Music Therapy students from Red Wing High School will present their winter concert at 1:30 p.m. Friday, Dec. 8. in Hovda Hall at the school.
Under the direction of Esther Gullixson, 20 students will sing songs about stars and the lights of the season and play drums, q-chords and jingle bells. Students began working on concert material in September.
Gullixson has been the music therapist for the Red Wing School district for 30 years.
"Music therapy benefits our students with special needs by assisting in the development of social, communication and motor skills and most importantly in the enhancement of self-worth and self-esteem," she said.
Music is rewarding, enjoyable and accessible for people in all walks of life. One of the
amazing things about music is how simple it is to make music and how utterly sophisticated as well, she said. For example, students play percussion instruments such as the conga drum and maraca, and with accompaniment, they are making beautiful music together in a most accessible way. On the other end of the spectrum, musicians can work a lifetime to master their chosen instrument.
The students learn the music by rote, memorizing the lyrics and learning about using their voices to sing. This year they are singing a song in Spanish and another in Latin.
"As we near the concert date, the students are learning about preparing for a concert, about team work and relying on each other, and on the day of the concert will experience performing in front of a great many people," Gullixson said. "Family and friends come to the high school to attend the concert and also many high school classes come to support the music therapy students."
This year, eight students from choral director Scott Perau's choir will join music therapy students for the song "Candle of Peace." The music therapy students will play choir chimes to accompany Perau's choir students.
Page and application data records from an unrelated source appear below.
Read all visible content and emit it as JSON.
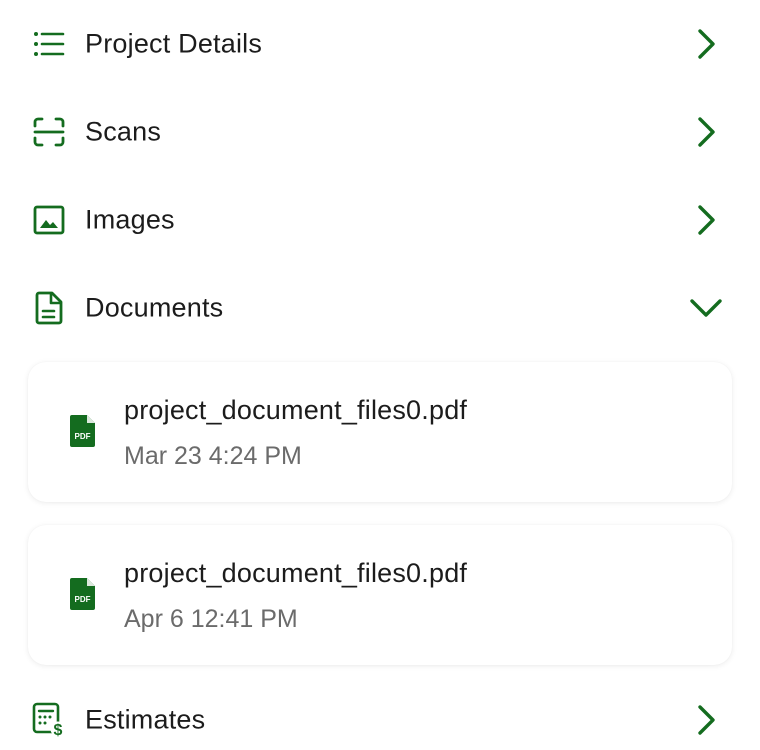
{
  "accent_color": "#146c1f",
  "sections": [
    {
      "label": "Project Details",
      "icon": "list-icon",
      "state": "collapsed"
    },
    {
      "label": "Scans",
      "icon": "scan-icon",
      "state": "collapsed"
    },
    {
      "label": "Images",
      "icon": "image-icon",
      "state": "collapsed"
    },
    {
      "label": "Documents",
      "icon": "document-icon",
      "state": "expanded"
    },
    {
      "label": "Estimates",
      "icon": "estimate-icon",
      "state": "collapsed"
    }
  ],
  "documents": [
    {
      "name": "project_document_files0.pdf",
      "date": "Mar 23 4:24 PM",
      "icon": "pdf-icon",
      "icon_text": "PDF"
    },
    {
      "name": "project_document_files0.pdf",
      "date": "Apr 6 12:41 PM",
      "icon": "pdf-icon",
      "icon_text": "PDF"
    }
  ]
}
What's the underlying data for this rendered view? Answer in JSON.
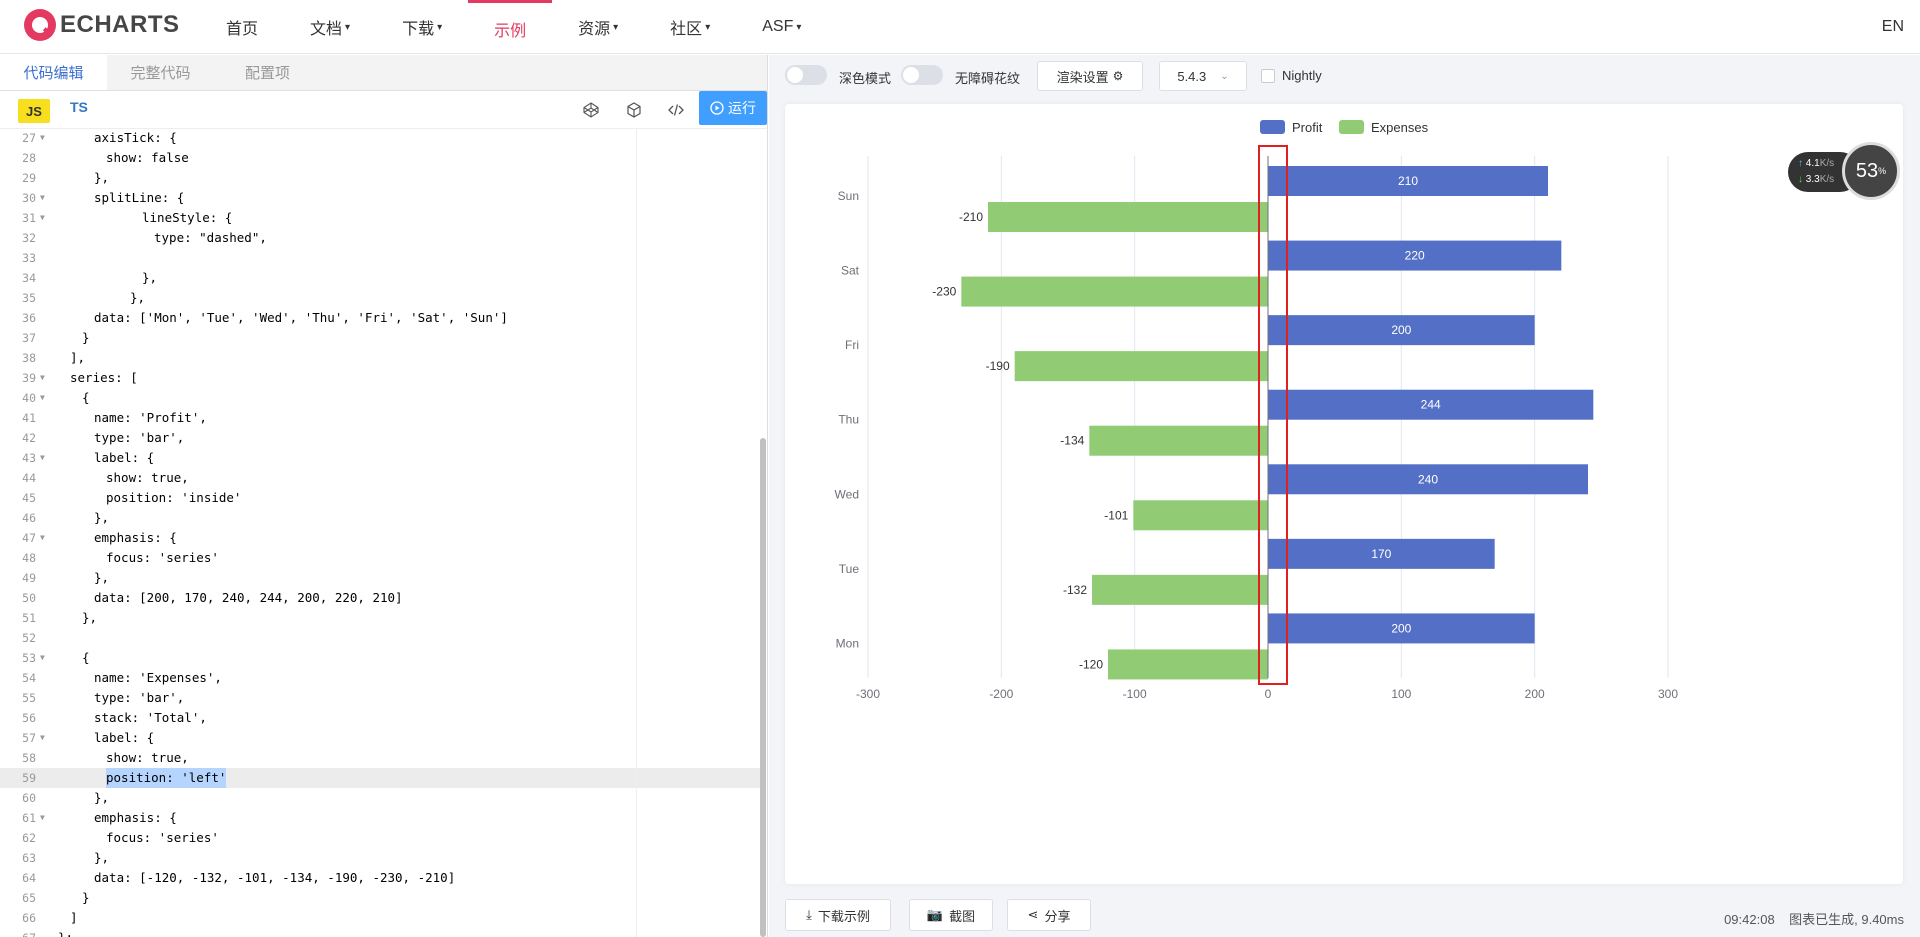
{
  "nav": {
    "logo_text": "ECHARTS",
    "items": [
      {
        "label": "首页",
        "dropdown": false,
        "active": false
      },
      {
        "label": "文档",
        "dropdown": true,
        "active": false
      },
      {
        "label": "下载",
        "dropdown": true,
        "active": false
      },
      {
        "label": "示例",
        "dropdown": false,
        "active": true
      },
      {
        "label": "资源",
        "dropdown": true,
        "active": false
      },
      {
        "label": "社区",
        "dropdown": true,
        "active": false
      },
      {
        "label": "ASF",
        "dropdown": true,
        "active": false
      }
    ],
    "lang": "EN",
    "accent": "#e43961"
  },
  "editor": {
    "tabs": [
      "代码编辑",
      "完整代码",
      "配置项"
    ],
    "lang_js": "JS",
    "lang_ts": "TS",
    "run_label": "运行",
    "lines": [
      {
        "n": "27",
        "fold": true,
        "indent": 2,
        "text": "axisTick: {"
      },
      {
        "n": "28",
        "fold": false,
        "indent": 3,
        "text": "show: false"
      },
      {
        "n": "29",
        "fold": false,
        "indent": 2,
        "text": "},"
      },
      {
        "n": "30",
        "fold": true,
        "indent": 2,
        "text": "splitLine: {"
      },
      {
        "n": "31",
        "fold": true,
        "indent": 6,
        "text": "lineStyle: {"
      },
      {
        "n": "32",
        "fold": false,
        "indent": 7,
        "text": "type: \"dashed\","
      },
      {
        "n": "33",
        "fold": false,
        "indent": 7,
        "text": ""
      },
      {
        "n": "34",
        "fold": false,
        "indent": 6,
        "text": "},"
      },
      {
        "n": "35",
        "fold": false,
        "indent": 5,
        "text": "},"
      },
      {
        "n": "36",
        "fold": false,
        "indent": 2,
        "text": "data: ['Mon', 'Tue', 'Wed', 'Thu', 'Fri', 'Sat', 'Sun']"
      },
      {
        "n": "37",
        "fold": false,
        "indent": 1,
        "text": "}"
      },
      {
        "n": "38",
        "fold": false,
        "indent": 0,
        "text": "],"
      },
      {
        "n": "39",
        "fold": true,
        "indent": 0,
        "text": "series: ["
      },
      {
        "n": "40",
        "fold": true,
        "indent": 1,
        "text": "{"
      },
      {
        "n": "41",
        "fold": false,
        "indent": 2,
        "text": "name: 'Profit',"
      },
      {
        "n": "42",
        "fold": false,
        "indent": 2,
        "text": "type: 'bar',"
      },
      {
        "n": "43",
        "fold": true,
        "indent": 2,
        "text": "label: {"
      },
      {
        "n": "44",
        "fold": false,
        "indent": 3,
        "text": "show: true,"
      },
      {
        "n": "45",
        "fold": false,
        "indent": 3,
        "text": "position: 'inside'"
      },
      {
        "n": "46",
        "fold": false,
        "indent": 2,
        "text": "},"
      },
      {
        "n": "47",
        "fold": true,
        "indent": 2,
        "text": "emphasis: {"
      },
      {
        "n": "48",
        "fold": false,
        "indent": 3,
        "text": "focus: 'series'"
      },
      {
        "n": "49",
        "fold": false,
        "indent": 2,
        "text": "},"
      },
      {
        "n": "50",
        "fold": false,
        "indent": 2,
        "text": "data: [200, 170, 240, 244, 200, 220, 210]"
      },
      {
        "n": "51",
        "fold": false,
        "indent": 1,
        "text": "},"
      },
      {
        "n": "52",
        "fold": false,
        "indent": 0,
        "text": ""
      },
      {
        "n": "53",
        "fold": true,
        "indent": 1,
        "text": "{"
      },
      {
        "n": "54",
        "fold": false,
        "indent": 2,
        "text": "name: 'Expenses',"
      },
      {
        "n": "55",
        "fold": false,
        "indent": 2,
        "text": "type: 'bar',"
      },
      {
        "n": "56",
        "fold": false,
        "indent": 2,
        "text": "stack: 'Total',"
      },
      {
        "n": "57",
        "fold": true,
        "indent": 2,
        "text": "label: {"
      },
      {
        "n": "58",
        "fold": false,
        "indent": 3,
        "text": "show: true,"
      },
      {
        "n": "59",
        "fold": false,
        "indent": 3,
        "text": "position: 'left'",
        "highlight": true
      },
      {
        "n": "60",
        "fold": false,
        "indent": 2,
        "text": "},"
      },
      {
        "n": "61",
        "fold": true,
        "indent": 2,
        "text": "emphasis: {"
      },
      {
        "n": "62",
        "fold": false,
        "indent": 3,
        "text": "focus: 'series'"
      },
      {
        "n": "63",
        "fold": false,
        "indent": 2,
        "text": "},"
      },
      {
        "n": "64",
        "fold": false,
        "indent": 2,
        "text": "data: [-120, -132, -101, -134, -190, -230, -210]"
      },
      {
        "n": "65",
        "fold": false,
        "indent": 1,
        "text": "}"
      },
      {
        "n": "66",
        "fold": false,
        "indent": 0,
        "text": "]"
      },
      {
        "n": "67",
        "fold": false,
        "indent": -1,
        "text": "};"
      }
    ]
  },
  "controls": {
    "dark_mode": "深色模式",
    "decal": "无障碍花纹",
    "render_settings": "渲染设置",
    "version": "5.4.3",
    "nightly": "Nightly"
  },
  "perf": {
    "up": "4.1",
    "down": "3.3",
    "unit": "K/s",
    "percent": "53"
  },
  "bottom": {
    "download": "下载示例",
    "screenshot": "截图",
    "share": "分享",
    "time": "09:42:08",
    "status": "图表已生成, 9.40ms"
  },
  "chart_data": {
    "type": "bar",
    "orientation": "horizontal",
    "categories": [
      "Mon",
      "Tue",
      "Wed",
      "Thu",
      "Fri",
      "Sat",
      "Sun"
    ],
    "series": [
      {
        "name": "Profit",
        "values": [
          200,
          170,
          240,
          244,
          200,
          220,
          210
        ],
        "color": "#5470c6",
        "label_position": "inside"
      },
      {
        "name": "Expenses",
        "values": [
          -120,
          -132,
          -101,
          -134,
          -190,
          -230,
          -210
        ],
        "color": "#91cc75",
        "label_position": "left"
      }
    ],
    "xlim": [
      -300,
      300
    ],
    "xticks": [
      -300,
      -200,
      -100,
      0,
      100,
      200,
      300
    ],
    "legend": "top-center",
    "grid": true,
    "annotation_color": "#e02020"
  }
}
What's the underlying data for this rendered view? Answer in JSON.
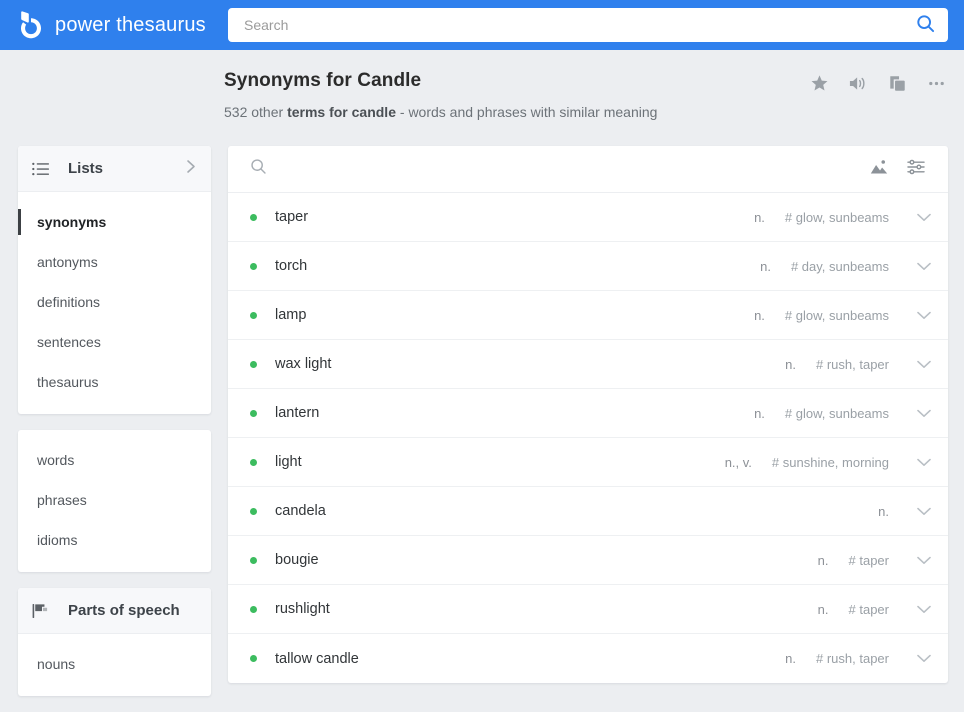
{
  "header": {
    "brand_name": "power thesaurus",
    "logo_icon": "droplet-b-logo-icon",
    "search": {
      "value": "",
      "placeholder": "Search",
      "submit_icon": "search-icon"
    }
  },
  "page": {
    "title": "Synonyms for Candle",
    "subtitle_count": "532 other",
    "subtitle_strong": "terms for candle",
    "subtitle_tail": "- words and phrases with similar meaning",
    "actions": [
      {
        "name": "favorite-star-button",
        "icon": "star-icon"
      },
      {
        "name": "pronounce-button",
        "icon": "speaker-icon"
      },
      {
        "name": "copy-button",
        "icon": "copy-icon"
      },
      {
        "name": "more-options-button",
        "icon": "ellipsis-icon"
      }
    ]
  },
  "sidebar": {
    "lists_card": {
      "header_label": "Lists",
      "header_icon": "list-icon",
      "expand_icon": "chevron-right-icon",
      "items": [
        {
          "label": "synonyms",
          "active": true
        },
        {
          "label": "antonyms",
          "active": false
        },
        {
          "label": "definitions",
          "active": false
        },
        {
          "label": "sentences",
          "active": false
        },
        {
          "label": "thesaurus",
          "active": false
        }
      ]
    },
    "types_card": {
      "items": [
        {
          "label": "words"
        },
        {
          "label": "phrases"
        },
        {
          "label": "idioms"
        }
      ]
    },
    "pos_card": {
      "header_label": "Parts of speech",
      "header_icon": "flag-icon",
      "items": [
        {
          "label": "nouns"
        }
      ]
    }
  },
  "results": {
    "filterbar": {
      "search_icon": "search-icon",
      "image_icon": "image-icon",
      "filter_icon": "sliders-filter-icon"
    },
    "rows": [
      {
        "term": "taper",
        "pos": "n.",
        "tags": "# glow, sunbeams"
      },
      {
        "term": "torch",
        "pos": "n.",
        "tags": "# day, sunbeams"
      },
      {
        "term": "lamp",
        "pos": "n.",
        "tags": "# glow, sunbeams"
      },
      {
        "term": "wax light",
        "pos": "n.",
        "tags": "# rush, taper"
      },
      {
        "term": "lantern",
        "pos": "n.",
        "tags": "# glow, sunbeams"
      },
      {
        "term": "light",
        "pos": "n., v.",
        "tags": "# sunshine, morning"
      },
      {
        "term": "candela",
        "pos": "n.",
        "tags": ""
      },
      {
        "term": "bougie",
        "pos": "n.",
        "tags": "# taper"
      },
      {
        "term": "rushlight",
        "pos": "n.",
        "tags": "# taper"
      },
      {
        "term": "tallow candle",
        "pos": "n.",
        "tags": "# rush, taper"
      }
    ]
  },
  "colors": {
    "header_blue": "#2f80ed",
    "page_background": "#eceef1",
    "dot_green": "#3cbc5f",
    "card_white": "#ffffff"
  }
}
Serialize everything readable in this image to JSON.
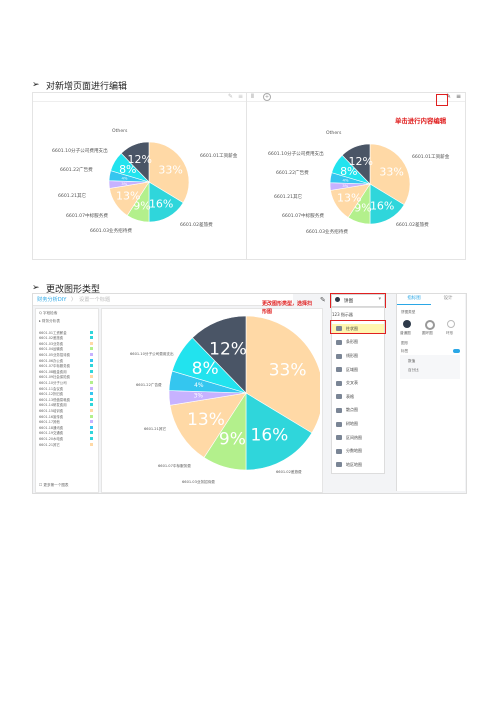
{
  "section1": {
    "bullet": "➢",
    "heading": "对新增页面进行编辑"
  },
  "section2": {
    "bullet": "➢",
    "heading": "更改图形类型"
  },
  "annotations": {
    "edit": "单击进行内容编辑",
    "change_line1": "更改图形类型，选择扫",
    "change_line2": "形图"
  },
  "pie": {
    "colors": [
      "#ffd9a6",
      "#2fd6db",
      "#b7f58f",
      "#b5a3ff",
      "#3cc9ff",
      "#22e0ea",
      "#4a5566"
    ],
    "slice_names": [
      "6601.01工资薪金",
      "6601.02差旅费",
      "6601.03业务招待费",
      "6601.07中标服务费",
      "6601.21其它",
      "6601.22广告费",
      "6601.10分子公司费用支出",
      "Others"
    ],
    "pcts": [
      33,
      16,
      9,
      13,
      3,
      4,
      8,
      12
    ],
    "colors_ordered": [
      "#ffd9a6",
      "#2fd6db",
      "#b3f08c",
      "#ffd9a6",
      "#c7b2ff",
      "#34c6ef",
      "#22e3ee",
      "#4a5566"
    ]
  },
  "app": {
    "breadcrumb_root": "财务分析DIY",
    "breadcrumb_sep": "〉",
    "breadcrumb_page": "设置一个标题",
    "left_search": "Q 字段检索",
    "left_group": "▸ 财务分析表",
    "fields": [
      "6601.01工资薪金",
      "6601.02差旅费",
      "6601.03业务费",
      "6601.04运输费",
      "6601.05业务招待费",
      "6601.06办公费",
      "6601.07中标服务费",
      "6601.08租金费用",
      "6601.09社会保险费",
      "6601.10分子公司",
      "6601.11会议费",
      "6601.12折旧费",
      "6601.13低值易耗费",
      "6601.14研发费用",
      "6601.15培训费",
      "6601.16宣传费",
      "6601.17其他",
      "6601.18通讯费",
      "6601.19交通费",
      "6601.20水电费",
      "6601.21其它"
    ],
    "left_footer": "☐ 更多第一个图表",
    "chart_type_selected": "饼图",
    "menu_items": [
      "123 指示器",
      "柱状图",
      "条形图",
      "线形图",
      "区域图",
      "交叉表",
      "表格",
      "散点图",
      "树地图",
      "区间热图",
      "分数地图",
      "地区地图"
    ],
    "right_tabs": [
      "指标图",
      "设计"
    ],
    "right_section": "饼图类型",
    "right_types": [
      "普通图",
      "圆环图",
      "环形"
    ],
    "right_labels": [
      "图形",
      "标签",
      "数值",
      "百分比"
    ]
  }
}
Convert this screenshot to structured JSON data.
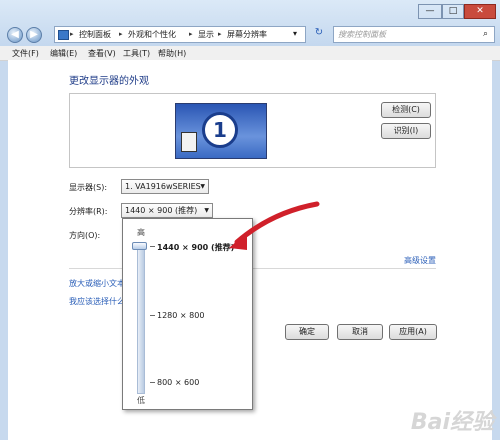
{
  "address_bar": {
    "breadcrumbs": [
      "控制面板",
      "外观和个性化",
      "显示",
      "屏幕分辨率"
    ]
  },
  "search": {
    "placeholder": "搜索控制面板"
  },
  "menu": {
    "items": [
      "文件(F)",
      "编辑(E)",
      "查看(V)",
      "工具(T)",
      "帮助(H)"
    ]
  },
  "page": {
    "title": "更改显示器的外观"
  },
  "preview": {
    "monitor_number": "1",
    "detect_button": "检测(C)",
    "identify_button": "识别(I)"
  },
  "form": {
    "display_label": "显示器(S):",
    "display_value": "1. VA1916wSERIES",
    "resolution_label": "分辨率(R):",
    "resolution_value": "1440 × 900 (推荐)",
    "orientation_label": "方向(O):"
  },
  "links": {
    "advanced": "高级设置",
    "enlarge_text": "放大或缩小文本",
    "which_settings": "我应该选择什么"
  },
  "dropdown": {
    "high_label": "高",
    "low_label": "低",
    "options": [
      {
        "label": "1440 × 900 (推荐)",
        "selected": true
      },
      {
        "label": "1280 × 800",
        "selected": false
      },
      {
        "label": "800 × 600",
        "selected": false
      }
    ]
  },
  "buttons": {
    "ok": "确定",
    "cancel": "取消",
    "apply": "应用(A)"
  },
  "window": {
    "minimize": "—",
    "maximize": "□",
    "close": "✕"
  },
  "colors": {
    "link": "#2b5fb8",
    "title": "#1f3c88",
    "annotation_arrow": "#d0202a",
    "window_chrome": "#c7d9ee"
  }
}
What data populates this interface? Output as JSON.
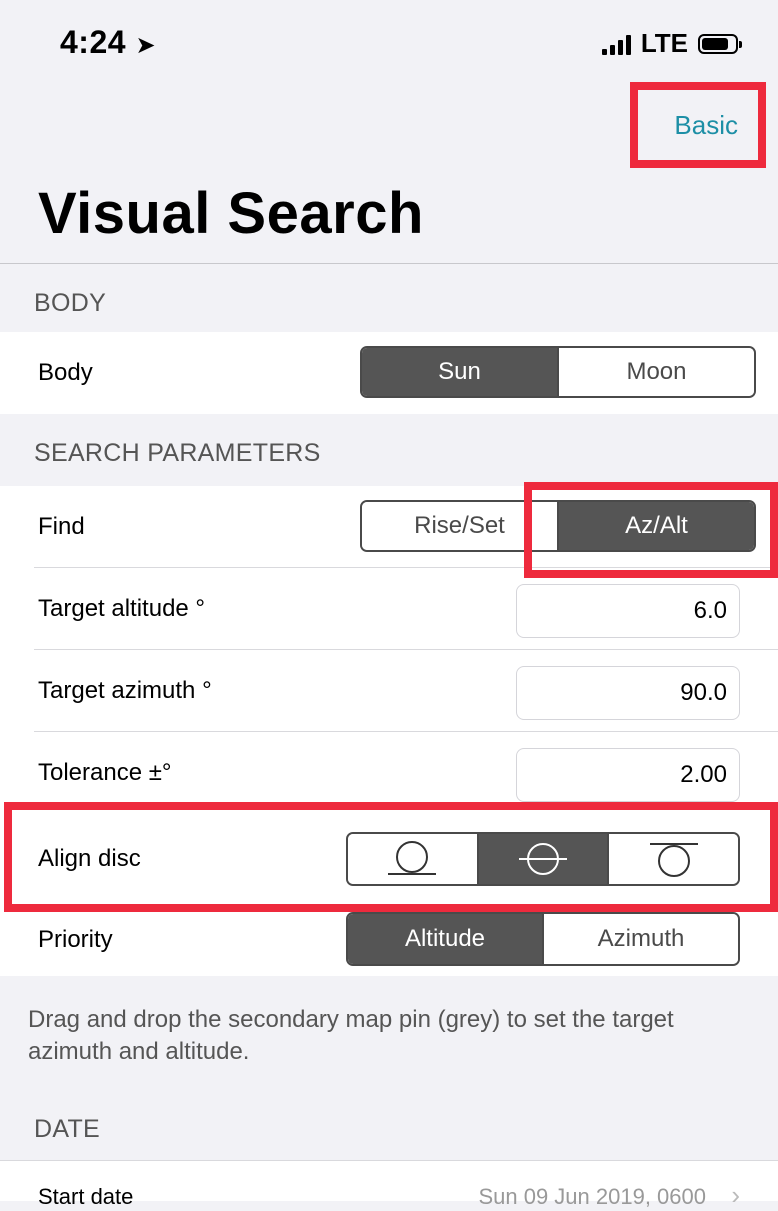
{
  "status": {
    "time": "4:24",
    "network": "LTE"
  },
  "nav": {
    "right_link": "Basic",
    "title": "Visual Search"
  },
  "sections": {
    "body": "BODY",
    "search": "SEARCH PARAMETERS",
    "date": "DATE"
  },
  "body_row": {
    "label": "Body",
    "options": [
      "Sun",
      "Moon"
    ],
    "selected": "Sun"
  },
  "find_row": {
    "label": "Find",
    "options": [
      "Rise/Set",
      "Az/Alt"
    ],
    "selected": "Az/Alt"
  },
  "target_altitude": {
    "label": "Target altitude °",
    "value": "6.0"
  },
  "target_azimuth": {
    "label": "Target azimuth °",
    "value": "90.0"
  },
  "tolerance": {
    "label": "Tolerance ±°",
    "value": "2.00"
  },
  "align_disc": {
    "label": "Align disc",
    "options": [
      "disc-bottom-icon",
      "disc-center-icon",
      "disc-top-icon"
    ],
    "selected": "disc-center-icon"
  },
  "priority": {
    "label": "Priority",
    "options": [
      "Altitude",
      "Azimuth"
    ],
    "selected": "Altitude"
  },
  "footnote": "Drag and drop the secondary map pin (grey) to set the target azimuth and altitude.",
  "start_date": {
    "label": "Start date",
    "value": "Sun 09 Jun 2019, 0600"
  },
  "colors": {
    "accent": "#1d8fa6",
    "highlight": "#ee2a3d",
    "selected_segment": "#555555"
  }
}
Also in the program, David Melbye, Red Wing area music therapist, is playing
Native American flute, guitar and singing with the students. Gretchen Anderson will accompany the choir on piano. Julie Schreifels is the unflappable stage manager.
The concert is free and open to the public.